A co-worker stopped me in the aisle today.
“Hey you write books, so I bet you know the answer. How do you go from story teller to writing it down? When I sit down in front of paper, I just know it’s not going to be perfect when I write it, so I can’t even start.”
Her question wasn’t the first time I’d heard about the Internal Editor. “The Editor” starts giving people a hard time right out of the gate, at the very first thought of writing. The Editor is that voice that attempts to defeat you before you jot the first tittle. The one that says, You better get this perfect the first time or it will not be worth doing. (Really?) The one that says, You don’t belong in the league with the writers; who do you think you are?
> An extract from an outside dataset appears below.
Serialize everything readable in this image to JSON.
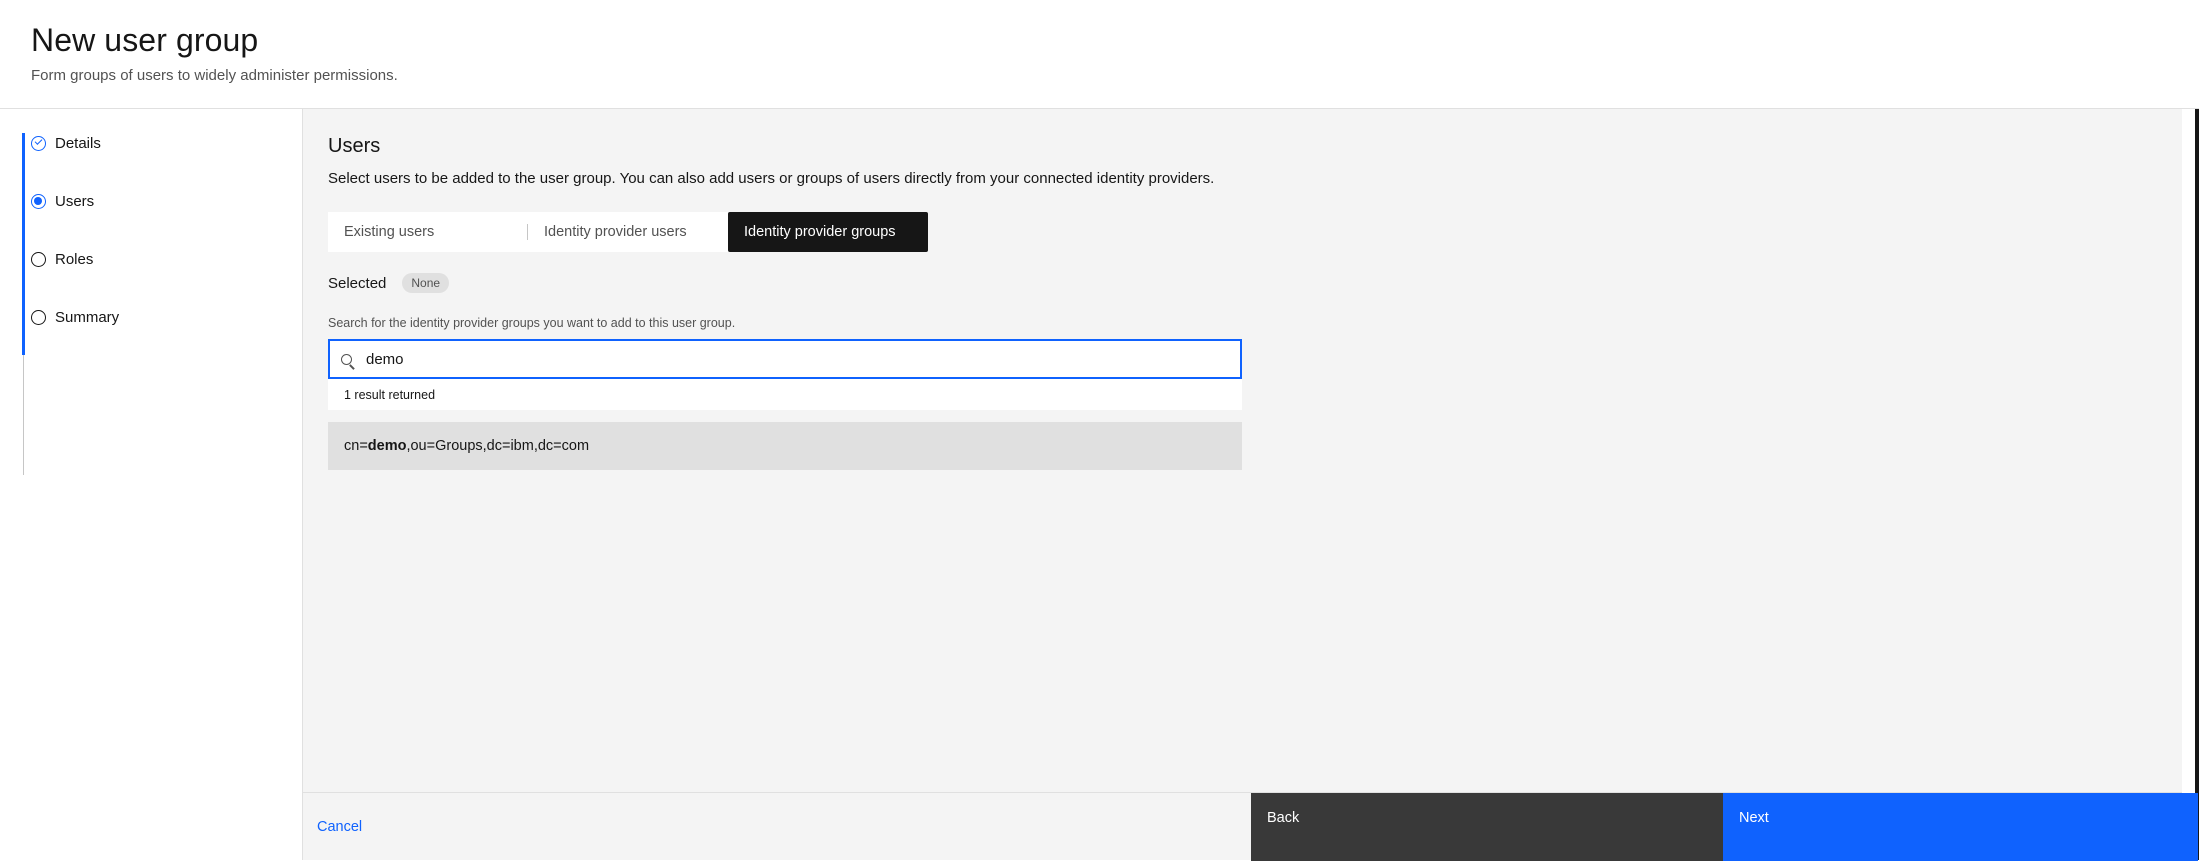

The voice can be so pervasive, so loud, that many people, like my friend at work, won’t even try.
My advice, Don’t fall for it! Your writing doesn’t have to be perfect. That’s what revisions are for. My favorite quote of all time–the one that lets me slide under the wire and join the league of writers–is from James Thurber: “Don’t get it right, just get it down.”
When you revise, you’ll tweak dialog, explain the story a little more clearly, paint in a few more details, extract what fails to move the story forward, polish and refine. It’s okay if you don’t get it right the first time. No one will know or have to know (or probably care to know) what it took to get your piece to the point where you were happy with your writing.
Whether it’s a book, article, a poem or a play, I encourage you to give yourself permission to write a crappy first draft. Let yourself off the hook. Perfection is not a requisite to start, but! you don’t have to show it to anyone until it’s exactly where you want it, either.
If you’re a story teller, like my friend, maybe you could gather your little audience (hers were children) and record the story while you tell it. Then it can easily be transcribed and (kids remarks edited out) adding in the critical details, or adding what may have been left out, or deleting what may have been repeated when you are alone.
So, what’s keeping you from putting your pen to paper?